■ TASK:
Each line in the listing is to be restated exactly.

RECORDS TO USE Start Marker

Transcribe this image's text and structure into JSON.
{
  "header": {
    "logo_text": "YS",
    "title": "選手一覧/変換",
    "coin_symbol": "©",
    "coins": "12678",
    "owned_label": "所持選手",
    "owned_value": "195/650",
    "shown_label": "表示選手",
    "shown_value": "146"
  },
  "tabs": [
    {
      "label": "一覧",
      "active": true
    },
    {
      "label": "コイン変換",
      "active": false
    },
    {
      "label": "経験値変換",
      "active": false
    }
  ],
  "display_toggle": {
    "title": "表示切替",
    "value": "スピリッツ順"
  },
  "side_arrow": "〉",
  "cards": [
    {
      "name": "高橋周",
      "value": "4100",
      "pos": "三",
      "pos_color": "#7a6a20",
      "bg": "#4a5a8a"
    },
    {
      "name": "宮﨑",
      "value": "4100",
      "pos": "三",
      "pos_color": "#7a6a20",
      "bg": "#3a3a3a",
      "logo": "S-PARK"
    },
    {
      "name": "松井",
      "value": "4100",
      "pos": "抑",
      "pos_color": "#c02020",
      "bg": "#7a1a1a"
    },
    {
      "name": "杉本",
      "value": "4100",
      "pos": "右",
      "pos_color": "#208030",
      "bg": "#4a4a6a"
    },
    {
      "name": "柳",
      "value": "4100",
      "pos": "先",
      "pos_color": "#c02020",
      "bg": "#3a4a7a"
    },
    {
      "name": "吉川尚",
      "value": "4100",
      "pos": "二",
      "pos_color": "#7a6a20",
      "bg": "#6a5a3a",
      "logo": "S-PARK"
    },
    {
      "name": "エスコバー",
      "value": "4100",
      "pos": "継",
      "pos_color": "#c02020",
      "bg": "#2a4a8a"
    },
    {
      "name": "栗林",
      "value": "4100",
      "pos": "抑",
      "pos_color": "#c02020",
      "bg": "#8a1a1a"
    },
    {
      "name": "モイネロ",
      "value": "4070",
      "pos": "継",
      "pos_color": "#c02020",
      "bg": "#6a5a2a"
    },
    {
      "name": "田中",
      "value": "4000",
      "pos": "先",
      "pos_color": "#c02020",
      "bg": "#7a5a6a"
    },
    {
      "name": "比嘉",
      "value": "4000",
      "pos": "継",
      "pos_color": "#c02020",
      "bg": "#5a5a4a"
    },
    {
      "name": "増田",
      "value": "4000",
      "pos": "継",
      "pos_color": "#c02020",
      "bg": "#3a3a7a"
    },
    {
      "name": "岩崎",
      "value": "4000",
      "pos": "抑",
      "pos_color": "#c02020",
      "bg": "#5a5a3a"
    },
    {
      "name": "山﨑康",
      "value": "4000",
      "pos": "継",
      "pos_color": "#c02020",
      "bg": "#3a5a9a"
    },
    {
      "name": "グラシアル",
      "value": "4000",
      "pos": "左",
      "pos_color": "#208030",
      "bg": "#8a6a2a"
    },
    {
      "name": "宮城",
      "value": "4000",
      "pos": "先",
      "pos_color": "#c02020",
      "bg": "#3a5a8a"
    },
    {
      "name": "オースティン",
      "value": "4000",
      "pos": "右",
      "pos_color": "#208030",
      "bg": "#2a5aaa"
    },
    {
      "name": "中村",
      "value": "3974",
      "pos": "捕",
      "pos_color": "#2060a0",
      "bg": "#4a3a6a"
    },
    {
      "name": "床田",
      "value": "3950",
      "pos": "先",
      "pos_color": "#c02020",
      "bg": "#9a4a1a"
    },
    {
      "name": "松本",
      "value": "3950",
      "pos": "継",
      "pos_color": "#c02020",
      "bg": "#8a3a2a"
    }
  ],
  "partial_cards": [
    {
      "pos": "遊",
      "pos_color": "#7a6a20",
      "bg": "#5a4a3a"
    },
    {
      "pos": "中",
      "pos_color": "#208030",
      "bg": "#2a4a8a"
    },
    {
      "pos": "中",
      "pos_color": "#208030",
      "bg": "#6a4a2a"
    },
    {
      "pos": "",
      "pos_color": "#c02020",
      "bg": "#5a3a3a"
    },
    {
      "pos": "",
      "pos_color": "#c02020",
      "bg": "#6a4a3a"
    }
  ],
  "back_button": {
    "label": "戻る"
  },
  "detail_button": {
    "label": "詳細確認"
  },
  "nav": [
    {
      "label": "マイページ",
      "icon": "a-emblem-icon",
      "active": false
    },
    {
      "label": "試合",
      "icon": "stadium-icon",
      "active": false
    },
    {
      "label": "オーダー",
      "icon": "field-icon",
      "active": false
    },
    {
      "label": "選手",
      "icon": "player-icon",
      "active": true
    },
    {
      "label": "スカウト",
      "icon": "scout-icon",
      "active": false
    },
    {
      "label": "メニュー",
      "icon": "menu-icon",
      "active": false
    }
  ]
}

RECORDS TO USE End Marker

■ EXPECTED ANSWER:
Transcribe this image's text and structure into JSON.
{
  "header": {
    "logo_text": "YS",
    "title": "選手一覧/変換",
    "coin_symbol": "©",
    "coins": "12678",
    "owned_label": "所持選手",
    "owned_value": "195/650",
    "shown_label": "表示選手",
    "shown_value": "146"
  },
  "tabs": [
    {
      "label": "一覧",
      "active": true
    },
    {
      "label": "コイン変換",
      "active": false
    },
    {
      "label": "経験値変換",
      "active": false
    }
  ],
  "display_toggle": {
    "title": "表示切替",
    "value": "スピリッツ順"
  },
  "side_arrow": "〉",
  "cards": [
    {
      "name": "高橋周",
      "value": "4100",
      "pos": "三",
      "pos_color": "#7a6a20",
      "bg": "#4a5a8a"
    },
    {
      "name": "宮﨑",
      "value": "4100",
      "pos": "三",
      "pos_color": "#7a6a20",
      "bg": "#3a3a3a",
      "logo": "S-PARK"
    },
    {
      "name": "松井",
      "value": "4100",
      "pos": "抑",
      "pos_color": "#c02020",
      "bg": "#7a1a1a"
    },
    {
      "name": "杉本",
      "value": "4100",
      "pos": "右",
      "pos_color": "#208030",
      "bg": "#4a4a6a"
    },
    {
      "name": "柳",
      "value": "4100",
      "pos": "先",
      "pos_color": "#c02020",
      "bg": "#3a4a7a"
    },
    {
      "name": "吉川尚",
      "value": "4100",
      "pos": "二",
      "pos_color": "#7a6a20",
      "bg": "#6a5a3a",
      "logo": "S-PARK"
    },
    {
      "name": "エスコバー",
      "value": "4100",
      "pos": "継",
      "pos_color": "#c02020",
      "bg": "#2a4a8a"
    },
    {
      "name": "栗林",
      "value": "4100",
      "pos": "抑",
      "pos_color": "#c02020",
      "bg": "#8a1a1a"
    },
    {
      "name": "モイネロ",
      "value": "4070",
      "pos": "継",
      "pos_color": "#c02020",
      "bg": "#6a5a2a"
    },
    {
      "name": "田中",
      "value": "4000",
      "pos": "先",
      "pos_color": "#c02020",
      "bg": "#7a5a6a"
    },
    {
      "name": "比嘉",
      "value": "4000",
      "pos": "継",
      "pos_color": "#c02020",
      "bg": "#5a5a4a"
    },
    {
      "name": "増田",
      "value": "4000",
      "pos": "継",
      "pos_color": "#c02020",
      "bg": "#3a3a7a"
    },
    {
      "name": "岩崎",
      "value": "4000",
      "pos": "抑",
      "pos_color": "#c02020",
      "bg": "#5a5a3a"
    },
    {
      "name": "山﨑康",
      "value": "4000",
      "pos": "継",
      "pos_color": "#c02020",
      "bg": "#3a5a9a"
    },
    {
      "name": "グラシアル",
      "value": "4000",
      "pos": "左",
      "pos_color": "#208030",
      "bg": "#8a6a2a"
    },
    {
      "name": "宮城",
      "value": "4000",
      "pos": "先",
      "pos_color": "#c02020",
      "bg": "#3a5a8a"
    },
    {
      "name": "オースティン",
      "value": "4000",
      "pos": "右",
      "pos_color": "#208030",
      "bg": "#2a5aaa"
    },
    {
      "name": "中村",
      "value": "3974",
      "pos": "捕",
      "pos_color": "#2060a0",
      "bg": "#4a3a6a"
    },
    {
      "name": "床田",
      "value": "3950",
      "pos": "先",
      "pos_color": "#c02020",
      "bg": "#9a4a1a"
    },
    {
      "name": "松本",
      "value": "3950",
      "pos": "継",
      "pos_color": "#c02020",
      "bg": "#8a3a2a"
    }
  ],
  "partial_cards": [
    {
      "pos": "遊",
      "pos_color": "#7a6a20",
      "bg": "#5a4a3a"
    },
    {
      "pos": "中",
      "pos_color": "#208030",
      "bg": "#2a4a8a"
    },
    {
      "pos": "中",
      "pos_color": "#208030",
      "bg": "#6a4a2a"
    },
    {
      "pos": "",
      "pos_color": "#c02020",
      "bg": "#5a3a3a"
    },
    {
      "pos": "",
      "pos_color": "#c02020",
      "bg": "#6a4a3a"
    }
  ],
  "back_button": {
    "label": "戻る"
  },
  "detail_button": {
    "label": "詳細確認"
  },
  "nav": [
    {
      "label": "マイページ",
      "icon": "a-emblem-icon",
      "active": false
    },
    {
      "label": "試合",
      "icon": "stadium-icon",
      "active": false
    },
    {
      "label": "オーダー",
      "icon": "field-icon",
      "active": false
    },
    {
      "label": "選手",
      "icon": "player-icon",
      "active": true
    },
    {
      "label": "スカウト",
      "icon": "scout-icon",
      "active": false
    },
    {
      "label": "メニュー",
      "icon": "menu-icon",
      "active": false
    }
  ]
}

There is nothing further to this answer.